Are you having fun yet? We certainly weren't. The most excitement we could muster for The Game Of Life was when we figured out that pressing X would make the car go around the board faster.
We'd like to say that MouseTrap is undeniably cheesy, but that would skating dangerously closely to something that might be entertaining or humorous in some way. The classic real-world Mouse Trap involves building up a silly mousetrap machine to trap your friends under at the conclusion of the game. Like the Game Of Life, the truly random nature of the game combined with the lack of physical contact with the fun- to-build trap makes this a somewhat dull title to play on a PS3. Even the inclusion of a weak, PipeMania-style mini-game for laying down the Con-trap-tion pieces doesn't help. Yes, EA spelled contraption a funny way. Our sides, they were truly splitting with the general hilarity of it all.
Then there's Twister. We were very curious to see exactly how you translate Twister into a videogame. After all, the mechanics of Twister are pretty simple. And the fun is usually in falling over people, or, if you're of a certain age or gender preference, falling on them at the right time. There's much less fun in virtual people falling over themselves, but as we discovered, Twister is Twister in name only. In actual fact, it's a poor Dance Dance Revolution clone, introduced by a Travolta-style Mr Potato Head, who leads your dancers through button-mashing dancing exercises.

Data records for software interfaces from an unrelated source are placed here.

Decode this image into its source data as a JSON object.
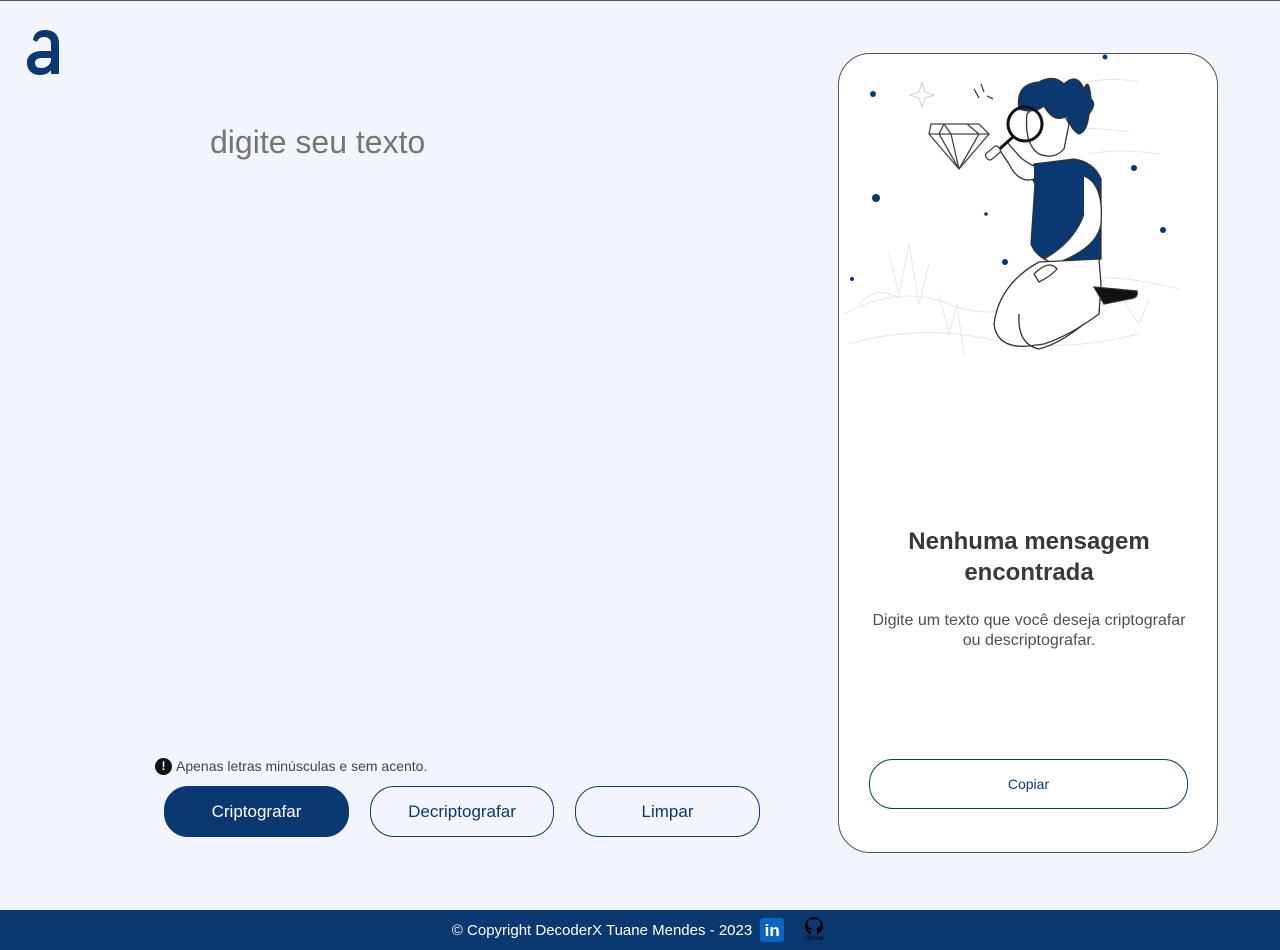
{
  "textarea": {
    "placeholder": "digite seu texto"
  },
  "warning": {
    "icon": "exclamation-icon",
    "text": "Apenas letras minúsculas e sem acento."
  },
  "buttons": {
    "encrypt": "Criptografar",
    "decrypt": "Decriptografar",
    "clear": "Limpar"
  },
  "output_panel": {
    "title": "Nenhuma mensagem encontrada",
    "message": "Digite um texto que você deseja criptografar ou descriptografar.",
    "copy_label": "Copiar"
  },
  "footer": {
    "copyright": "© Copyright DecoderX Tuane Mendes - 2023",
    "linkedin_text": "in",
    "github_label": "GitHub"
  },
  "colors": {
    "brand": "#0a3871",
    "background": "#f3f5fc",
    "panel": "#ffffff"
  }
}
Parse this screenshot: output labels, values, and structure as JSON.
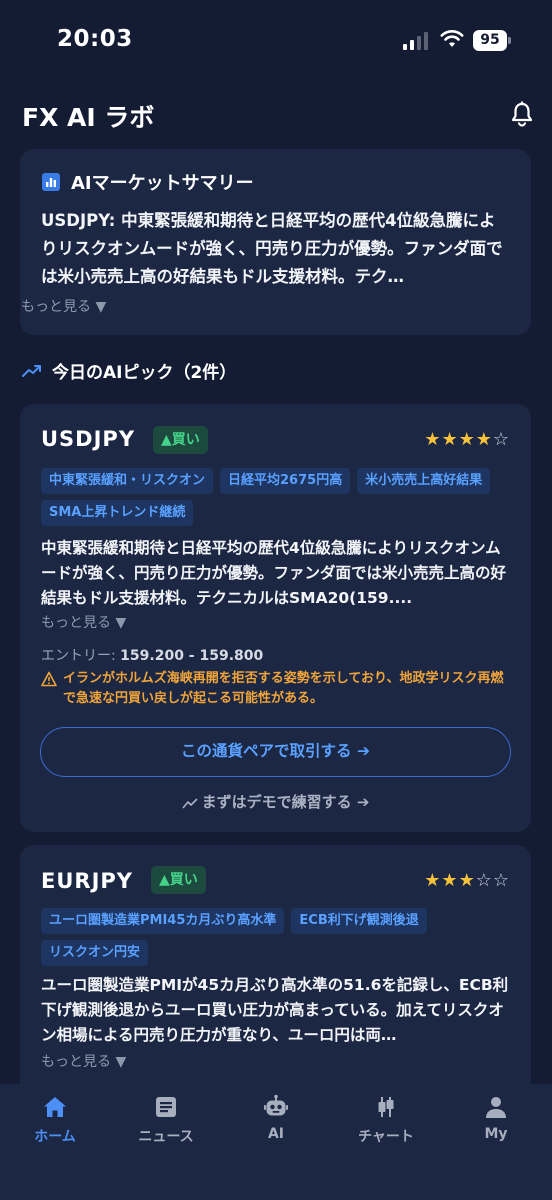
{
  "status_bar": {
    "time": "20:03",
    "battery": "95"
  },
  "header": {
    "title": "FX AI ラボ"
  },
  "summary": {
    "title": "AIマーケットサマリー",
    "text": "USDJPY: 中東緊張緩和期待と日経平均の歴代4位級急騰によりリスクオンムードが強く、円売り圧力が優勢。ファンダ面では米小売売上高の好結果もドル支援材料。テク…",
    "more": "もっと見る ▼"
  },
  "picks": {
    "title": "今日のAIピック（2件）",
    "items": [
      {
        "pair": "USDJPY",
        "signal": "▲買い",
        "stars": "★★★★☆",
        "tags": [
          "中東緊張緩和・リスクオン",
          "日経平均2675円高",
          "米小売売上高好結果",
          "SMA上昇トレンド継続"
        ],
        "text": "中東緊張緩和期待と日経平均の歴代4位級急騰によりリスクオンムードが強く、円売り圧力が優勢。ファンダ面では米小売売上高の好結果もドル支援材料。テクニカルはSMA20(159....",
        "more": "もっと見る ▼",
        "entry_label": "エントリー:",
        "entry_value": "159.200 - 159.800",
        "warning": "イランがホルムズ海峡再開を拒否する姿勢を示しており、地政学リスク再燃で急速な円買い戻しが起こる可能性がある。",
        "trade_button": "この通貨ペアで取引する ➔",
        "demo_link": "まずはデモで練習する ➔"
      },
      {
        "pair": "EURJPY",
        "signal": "▲買い",
        "stars": "★★★☆☆",
        "tags": [
          "ユーロ圏製造業PMI45カ月ぶり高水準",
          "ECB利下げ観測後退",
          "リスクオン円安"
        ],
        "text": "ユーロ圏製造業PMIが45カ月ぶり高水準の51.6を記録し、ECB利下げ観測後退からユーロ買い圧力が高まっている。加えてリスクオン相場による円売り圧力が重なり、ユーロ円は両…",
        "more": "もっと見る ▼"
      }
    ]
  },
  "tabs": [
    {
      "label": "ホーム",
      "icon": "home-icon"
    },
    {
      "label": "ニュース",
      "icon": "news-icon"
    },
    {
      "label": "AI",
      "icon": "robot-icon"
    },
    {
      "label": "チャート",
      "icon": "candlestick-icon"
    },
    {
      "label": "My",
      "icon": "person-icon"
    }
  ],
  "colors": {
    "background": "#141c33",
    "card": "#1b2743",
    "accent": "#4c8ff5",
    "buy": "#45d38a",
    "star": "#f5c23a",
    "warning": "#f0a43a"
  }
}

The same button-mashing exercises you do in The Game Of Life dancing mini-game. And that's because it's the exact same game. Yep, that’s right. EA's dressed up something that's only a mini-game in one of the other games on offer here as a game in its own right and hastily slapped the Twister name on the top of it.

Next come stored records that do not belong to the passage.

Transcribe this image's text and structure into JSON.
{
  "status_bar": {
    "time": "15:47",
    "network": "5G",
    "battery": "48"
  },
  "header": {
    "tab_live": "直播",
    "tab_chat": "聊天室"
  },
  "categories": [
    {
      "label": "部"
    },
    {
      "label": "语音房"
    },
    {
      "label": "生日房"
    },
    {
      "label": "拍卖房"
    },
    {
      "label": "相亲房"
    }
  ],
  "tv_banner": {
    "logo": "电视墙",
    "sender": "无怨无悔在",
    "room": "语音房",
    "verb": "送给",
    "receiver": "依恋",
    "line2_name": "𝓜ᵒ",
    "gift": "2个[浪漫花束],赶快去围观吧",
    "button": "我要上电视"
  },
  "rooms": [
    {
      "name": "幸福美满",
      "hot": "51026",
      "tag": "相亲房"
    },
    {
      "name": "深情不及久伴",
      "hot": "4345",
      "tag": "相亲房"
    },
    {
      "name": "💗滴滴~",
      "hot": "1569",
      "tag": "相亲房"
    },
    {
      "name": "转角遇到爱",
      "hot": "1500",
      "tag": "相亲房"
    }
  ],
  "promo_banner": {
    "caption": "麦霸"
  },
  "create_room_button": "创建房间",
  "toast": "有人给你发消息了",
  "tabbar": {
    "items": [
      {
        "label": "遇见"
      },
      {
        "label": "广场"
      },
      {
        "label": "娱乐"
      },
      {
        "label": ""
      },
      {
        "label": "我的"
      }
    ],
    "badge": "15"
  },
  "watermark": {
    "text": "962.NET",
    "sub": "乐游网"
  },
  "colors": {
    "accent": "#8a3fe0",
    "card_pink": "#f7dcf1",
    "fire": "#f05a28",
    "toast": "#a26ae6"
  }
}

This faux-Twister's gameplay mechanics are made more complex by the fact that beat patterns are shown on the bottom of the screen, but you've then got to memorise them before the empty beat patterns flow from the top of the screen. It's still just Dance Dance Revolution done very light, though, and really nothing to do with the Twister name at all. Chances are you've seen and played this kind of game already, and even if you hadn't, if you showed this to someone and said it was Twister, they wouldn't believe you. In a game that's already not very good, Twister is a notable low point.

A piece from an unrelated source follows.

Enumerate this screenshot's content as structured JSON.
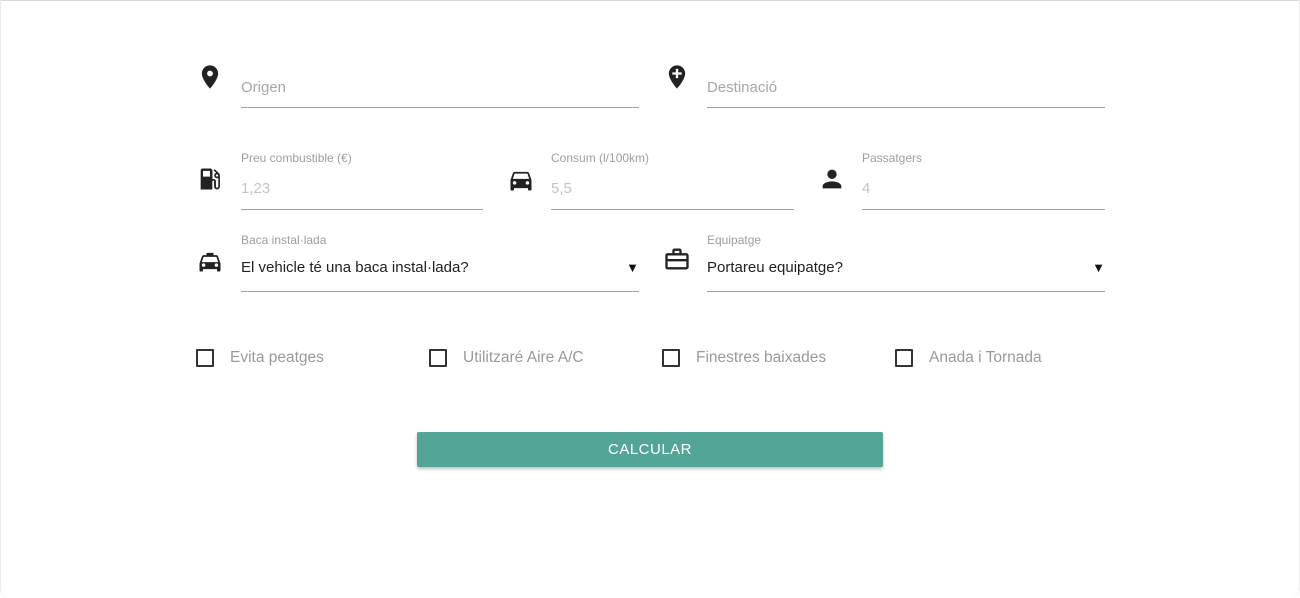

Yahtzee Hands Down
The rest of the game offerings are a little better. Yahtzee Hands Down is a card-matching game that's notable amongst these offerings for being essentially inoffensive. It's neither terrible nor great. And when that's the best thing you can say about a game, is it really worth buying?
The best component of the package is virtual Cluedo. There's an obvious problem with virtual Cluedo and that's the secrecy of virtual cards. Cluedo handles this in two ways. While you're playing mini-games and revealing parts of the final solution via turgid mini-games, everyone can see what's being uncovered, which is equitable if not entirely exciting. It does get a bit dull for the last parts of a clue, as it quickly becomes obvious which item is being uncovered, but you have to uncover every part via the same stop-the-buzzer style game that had you birthing children in The Game Of Life. It's no more exciting when you're revealing a murder location.
As you play Cluedo you gather rumour points. Once your rumour bar is full, you can make an accusation, and that'll tell you which bits of the clue you do or don't know explicitly, bearing in mind that a full accusation, if wrong, will eliminate you from the game entirely. When you spread a "rumour" to check your accusation, the console asks everyone to "look away now" while it reveals which of your guesses were correct. It's not exactly high-tech or subtle. And good old-fashioned family cheating could still occur, but it does work, just.
Just in case you think that we're down on board games as a concept and don't get the nature of random dice rolls, we should pause here momentarily and state that we love board games. There's simply nothing like sitting around a table counting out fake money or building ludicrous contraptions or solving murder mysteries or laughably working your way through a life as represented on a gaudy bit of cardboard. The games that these titles are based on are classics. It's just that removed from the physicality of it all (especially in the shameful case of Twister), the fun bleeds away so incredibly rapidly, replaced by monotony. No amount of shiny high-definition graphics can replace or replicate a real board game. And if you buy Family Board Game Night Vol 3, we get this feeling that even if the trap doesn't quite fall right any more, or the Twister board has some suspicious stains on it, you'll quickly be reaching for the real thing rather than returning to this poorly conceived and implemented take on classic board game franchises.